In an additional intent-to-treat (ITT) analysis, SVR12 was achieved in 98 percent (n=104/106) of the GT1b HCV infected patients without cirrhosis (Arm B) who were randomized to initially receive double-blind placebo for 12 weeks, followed by open-label treatment with ombitasvir/paritaprevir/ritonavir.1 The ITT population included every patient that was randomized to placebo and received at least one dose of active, open-label study drug.
“It is critical to address the burden of hepatitis C in Japan, with GT1b being the most prevalent sub-type of the disease in the country,” said Kazuaki Chayama, M.D., Ph.D, professor and head of the Department of Gastroenterology and Metabolism, Graduate School of Biomedical and Health Sciences, Hiroshima University. “GIFT-I shows the potential of this treatment to achieve high SVR rates for Japanese patients with GT1b hepatitis C, including those with compensated cirrhosis.”
Across all study arms, three patients discontinued treatment due to adverse events. The most commonly reported adverse events were nasopharyngitis, headache, peripheral edema, nausea, pyrexia and decreased platelet count.
“We are pleased to present full results from GIFT-I, which provide further insight into our hepatitis C treatment currently under priority review by the Japanese health authorities,” said Scott Brun, M.D., vice president, pharmaceutical development, AbbVie. “We know physicians weigh the risks and benefits of HCV treatments for their patients as they look for an option that offers a potential cure. These data will help guide clinicians in their decision making and support AbbVie’s goal of bringing an interferon- and ribavirin-free treatment to people living with genotype 1 hepatitis C in Japan.”
In Japan, approximately 1.5 to 2 million people are living with HCV. Genotype 1 is the most common HCV genotype in Japan with 60 to 70 percent of patients infected and, of those, about 95 percent are infected with the GT1b sub-type.3 AbbVie studied its two direct-acting antiviral treatment regimen without RBV in Japan due to patient and viral characteristics specific to the Japanese population, including high prevalence of GT1b.

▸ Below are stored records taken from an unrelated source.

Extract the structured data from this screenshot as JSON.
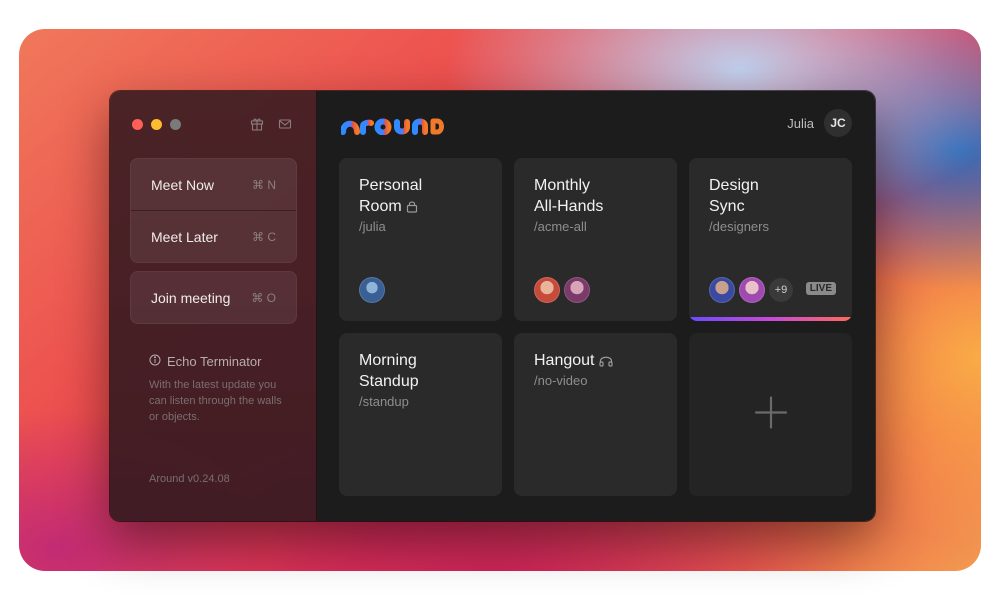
{
  "app": {
    "logo_text": "around",
    "colors": {
      "accent": "#3b8bff",
      "logo_orange": "#f05a2a"
    }
  },
  "sidebar": {
    "icons": [
      "gift-icon",
      "mail-icon"
    ],
    "meet_now": {
      "label": "Meet Now",
      "shortcut": "⌘ N"
    },
    "meet_later": {
      "label": "Meet Later",
      "shortcut": "⌘ C"
    },
    "join": {
      "label": "Join meeting",
      "shortcut": "⌘ O"
    },
    "info": {
      "title": "Echo Terminator",
      "text": "With the latest update you can listen through the walls or objects."
    },
    "version": "Around v0.24.08"
  },
  "user": {
    "name": "Julia",
    "initials": "JC"
  },
  "rooms": [
    {
      "title": "Personal\nRoom",
      "slug": "/julia",
      "icon": "lock-icon"
    },
    {
      "title": "Monthly\nAll-Hands",
      "slug": "/acme-all"
    },
    {
      "title": "Design\nSync",
      "slug": "/designers",
      "more": "+9",
      "badge": "LIVE"
    },
    {
      "title": "Morning\nStandup",
      "slug": "/standup"
    },
    {
      "title": "Hangout",
      "slug": "/no-video",
      "icon": "headphones-icon"
    }
  ]
}
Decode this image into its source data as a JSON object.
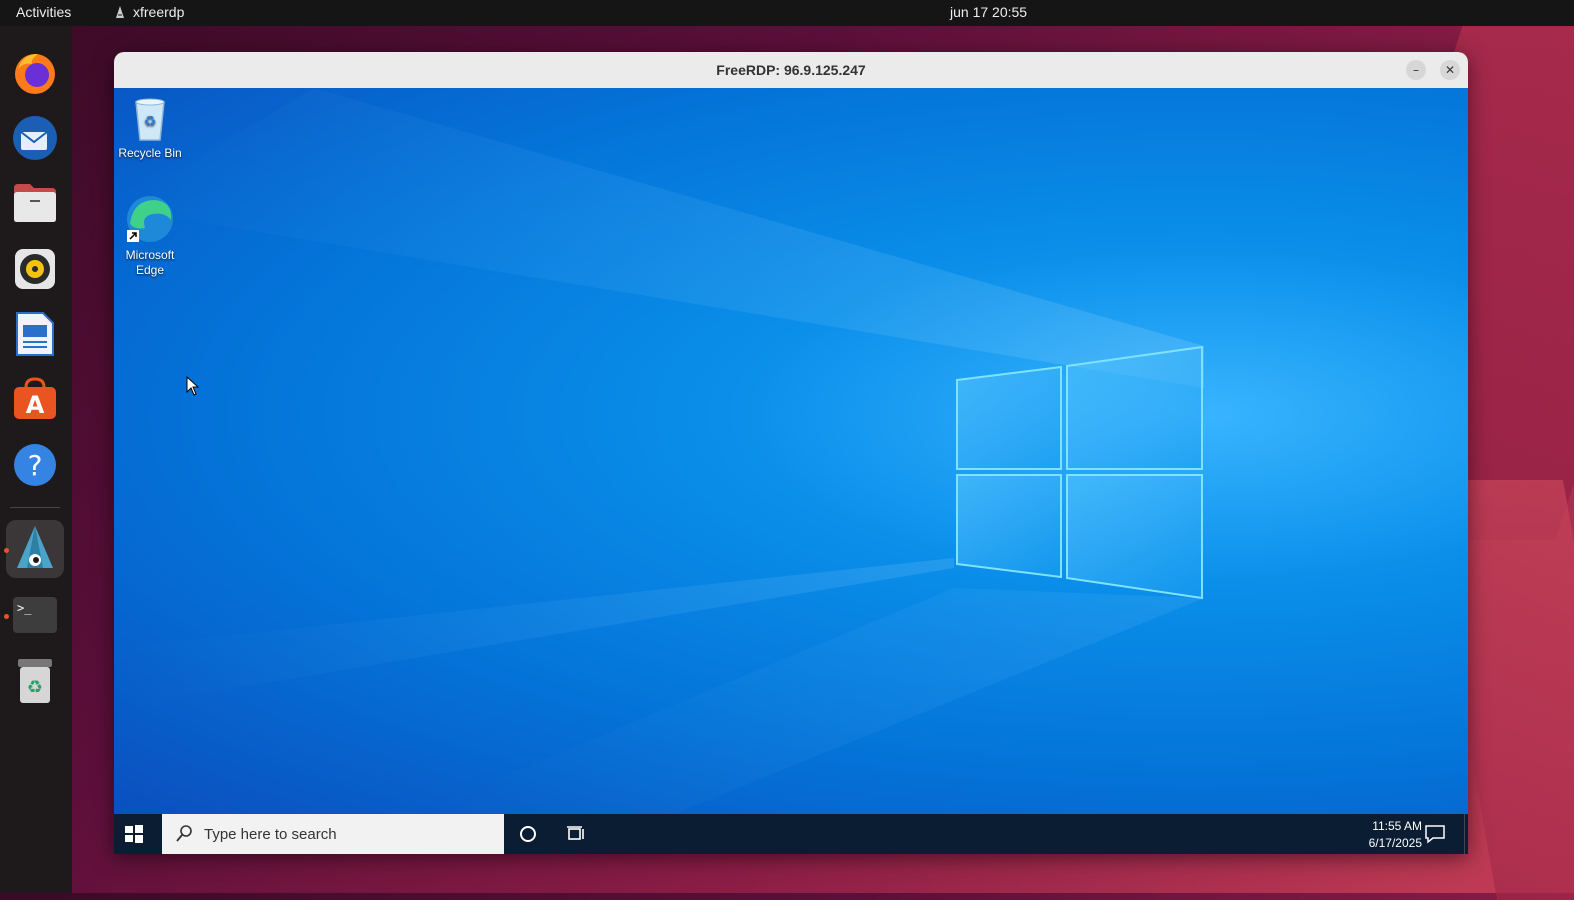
{
  "topbar": {
    "activities": "Activities",
    "app_name": "xfreerdp",
    "datetime": "jun 17  20:55"
  },
  "dock": {
    "items": [
      {
        "name": "firefox-icon"
      },
      {
        "name": "thunderbird-icon"
      },
      {
        "name": "files-icon"
      },
      {
        "name": "rhythmbox-icon"
      },
      {
        "name": "libreoffice-writer-icon"
      },
      {
        "name": "app-center-icon"
      },
      {
        "name": "help-icon"
      },
      {
        "name": "remmina-icon",
        "active": true,
        "running": true
      },
      {
        "name": "terminal-icon",
        "running": true
      },
      {
        "name": "trash-icon"
      }
    ]
  },
  "window": {
    "title": "FreeRDP: 96.9.125.247",
    "minimize_symbol": "–",
    "close_symbol": "✕"
  },
  "desktop": {
    "icons": [
      {
        "label": "Recycle Bin"
      },
      {
        "label": "Microsoft Edge"
      }
    ]
  },
  "taskbar": {
    "search_placeholder": "Type here to search",
    "time": "11:55 AM",
    "date": "6/17/2025"
  },
  "colors": {
    "ubuntu_accent": "#e95420",
    "windows_blue": "#0a8fea",
    "taskbar": "#0b1d33"
  }
}
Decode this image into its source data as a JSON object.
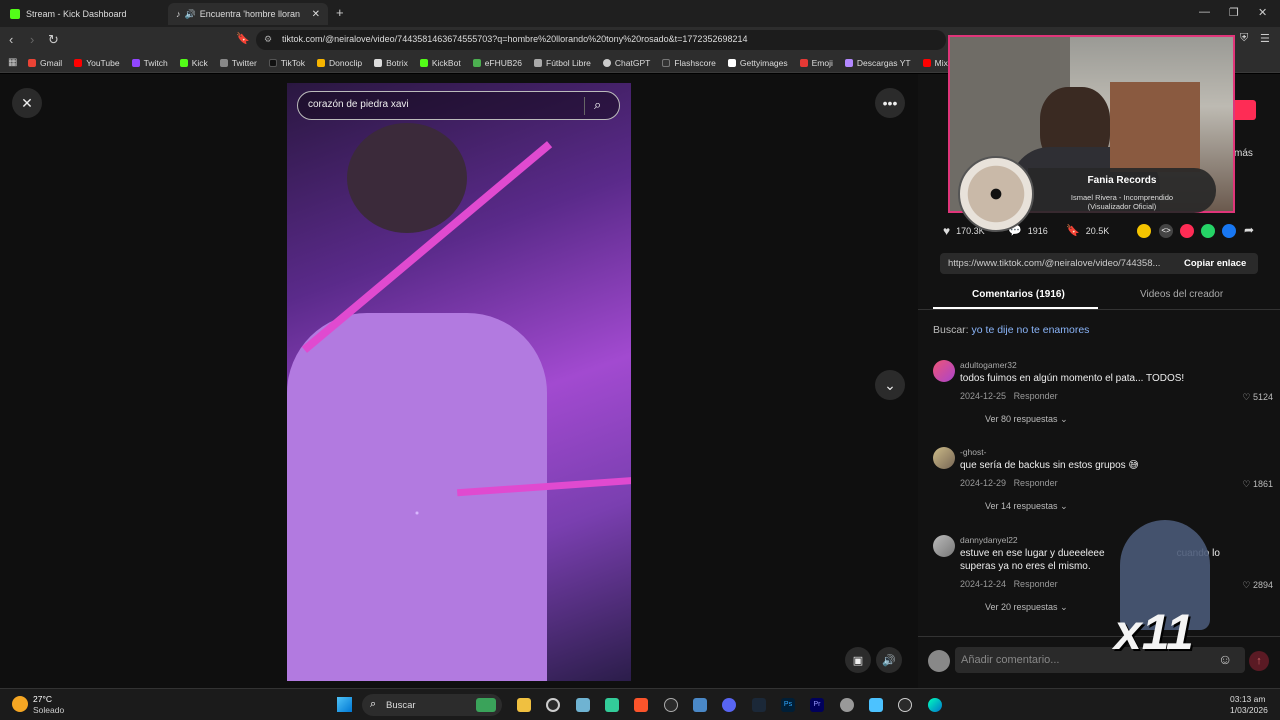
{
  "browser": {
    "tabs": [
      {
        "title": "Stream - Kick Dashboard",
        "active": false
      },
      {
        "title": "Encuentra 'hombre llorando t",
        "active": true
      }
    ],
    "new_tab": "+",
    "url": "tiktok.com/@neiralove/video/7443581463674555703?q=hombre%20llorando%20tony%20rosado&t=1772352698214",
    "bookmarks": [
      "Gmail",
      "YouTube",
      "Twitch",
      "Kick",
      "Twitter",
      "TikTok",
      "Donoclip",
      "Botrix",
      "KickBot",
      "eFHUB26",
      "Fútbol Libre",
      "ChatGPT",
      "Flashscore",
      "Gettyimages",
      "Emoji",
      "Descargas YT",
      "Mix M"
    ]
  },
  "video": {
    "search_value": "corazón de piedra xavi"
  },
  "overlay": {
    "music_title": "Fania Records",
    "music_subtitle_1": "Ismael Rivera - Incomprendido",
    "music_subtitle_2": "(Visualizador Oficial)",
    "combo_text": "x11"
  },
  "panel": {
    "partial_right": "más",
    "stats": {
      "likes": "170.3K",
      "comments": "1916",
      "saves": "20.5K"
    },
    "share_link": "https://www.tiktok.com/@neiralove/video/744358...",
    "copy_link": "Copiar enlace",
    "tab_comments": "Comentarios (1916)",
    "tab_creator": "Videos del creador",
    "search_label": "Buscar:",
    "search_query": "yo te dije no te enamores",
    "comments": [
      {
        "user": "adultogamer32",
        "text": "todos fuimos en algún momento el pata... TODOS!",
        "date": "2024-12-25",
        "reply": "Responder",
        "likes": "5124",
        "more": "Ver 80 respuestas"
      },
      {
        "user": "-ghost-",
        "text": "que sería de backus sin estos grupos 😅",
        "date": "2024-12-29",
        "reply": "Responder",
        "likes": "1861",
        "more": "Ver 14 respuestas"
      },
      {
        "user": "dannydanyel22",
        "text": "estuve en ese lugar y dueeeleee",
        "text_tail": "cuando lo",
        "text_line2": "superas ya no eres el mismo.",
        "date": "2024-12-24",
        "reply": "Responder",
        "likes": "2894",
        "more": "Ver 20 respuestas"
      }
    ],
    "comment_placeholder": "Añadir comentario..."
  },
  "taskbar": {
    "weather_temp": "27°C",
    "weather_desc": "Soleado",
    "search": "Buscar",
    "time": "03:13 am",
    "date": "1/03/2026"
  },
  "colors": {
    "accent_pink": "#fe2c55",
    "cam_border": "#e0357a",
    "link_blue": "#8ab4f8"
  }
}
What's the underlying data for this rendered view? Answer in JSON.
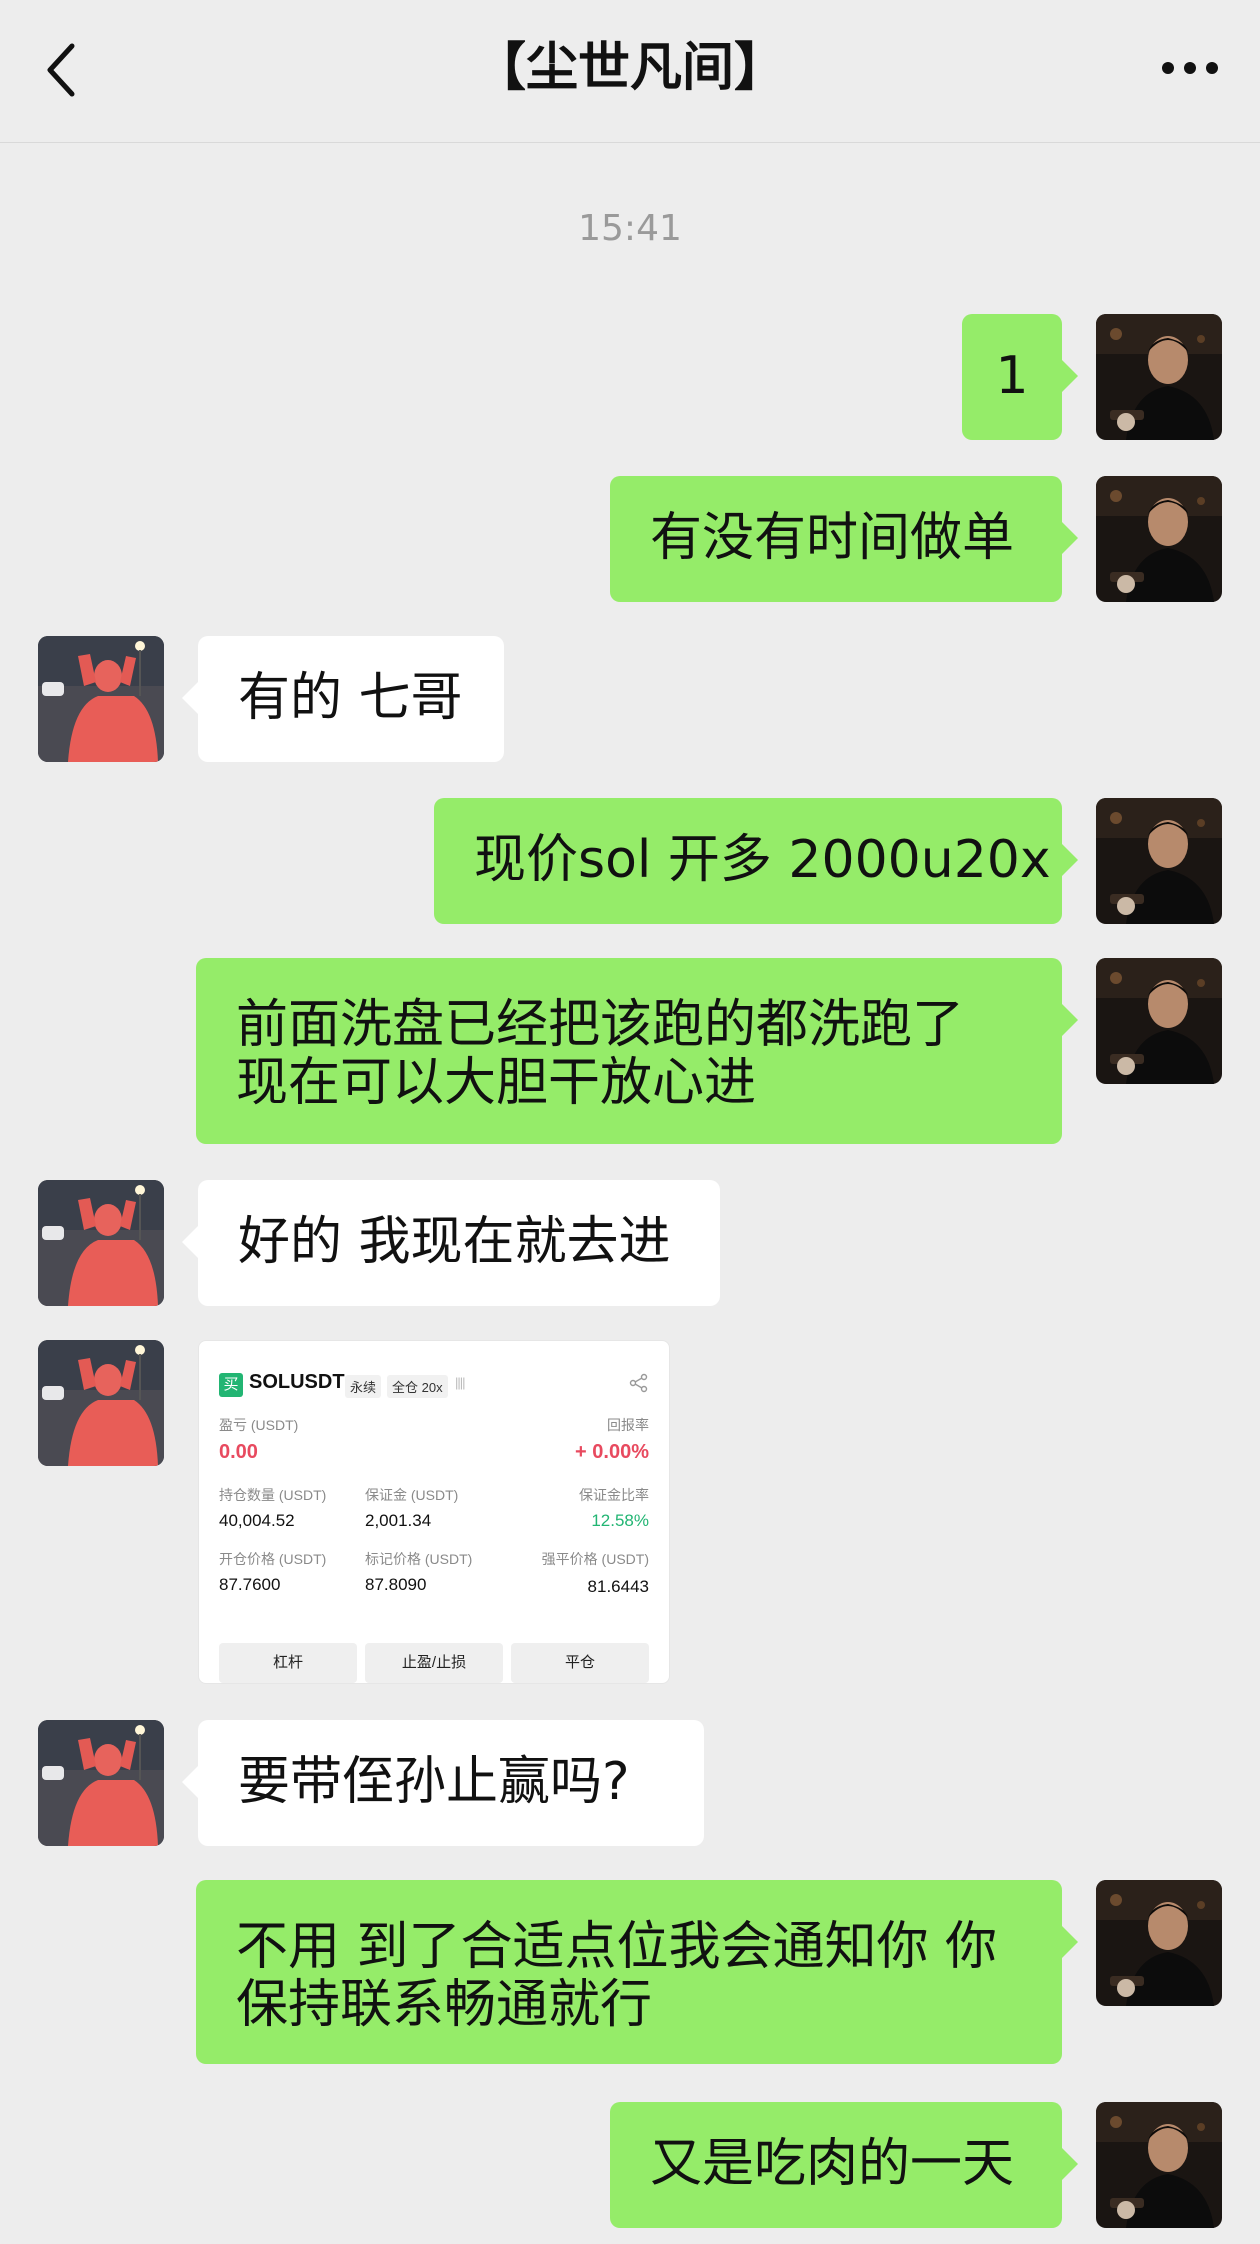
{
  "header": {
    "title": "【尘世凡间】"
  },
  "timestamp": "15:41",
  "messages": [
    {
      "from": "me",
      "text": "1"
    },
    {
      "from": "me",
      "text": "有没有时间做单"
    },
    {
      "from": "them",
      "text": "有的 七哥"
    },
    {
      "from": "me",
      "text": "现价sol 开多 2000u20x"
    },
    {
      "from": "me",
      "lines": [
        "前面洗盘已经把该跑的都洗跑了",
        "现在可以大胆干放心进"
      ]
    },
    {
      "from": "them",
      "text": "好的 我现在就去进"
    },
    {
      "from": "them",
      "type": "image"
    },
    {
      "from": "them",
      "text": "要带侄孙止赢吗?"
    },
    {
      "from": "me",
      "lines": [
        "不用 到了合适点位我会通知你 你",
        "保持联系畅通就行"
      ]
    },
    {
      "from": "me",
      "text": "又是吃肉的一天"
    }
  ],
  "position_card": {
    "buy_badge": "买",
    "symbol": "SOLUSDT",
    "tag_perpetual": "永续",
    "tag_margin": "全仓 20x",
    "signal": "||||",
    "pnl_label": "盈亏 (USDT)",
    "pnl_value": "0.00",
    "roe_label": "回报率",
    "roe_value": "+ 0.00%",
    "size_label": "持仓数量 (USDT)",
    "size_value": "40,004.52",
    "margin_label": "保证金 (USDT)",
    "margin_value": "2,001.34",
    "margin_ratio_label": "保证金比率",
    "margin_ratio_value": "12.58%",
    "entry_label": "开仓价格 (USDT)",
    "entry_value": "87.7600",
    "mark_label": "标记价格 (USDT)",
    "mark_value": "87.8090",
    "liq_label": "强平价格 (USDT)",
    "liq_value": "81.6443",
    "buttons": [
      "杠杆",
      "止盈/止损",
      "平仓"
    ]
  },
  "colors": {
    "background": "#ededed",
    "my_bubble": "#95ec69",
    "their_bubble": "#ffffff",
    "loss_red": "#e84a5f",
    "gain_green": "#22b573"
  },
  "icons": {
    "back": "chevron-left-icon",
    "more": "more-dots-icon",
    "share": "share-icon"
  }
}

AbbVie’s investigational, two direct-acting antiviral treatment consists of ombitasvir/paritaprevir/ritonavir and is currently under priority review by the Japanese Ministry of Health, Labour and Welfare.
Filed Under: Drug Discovery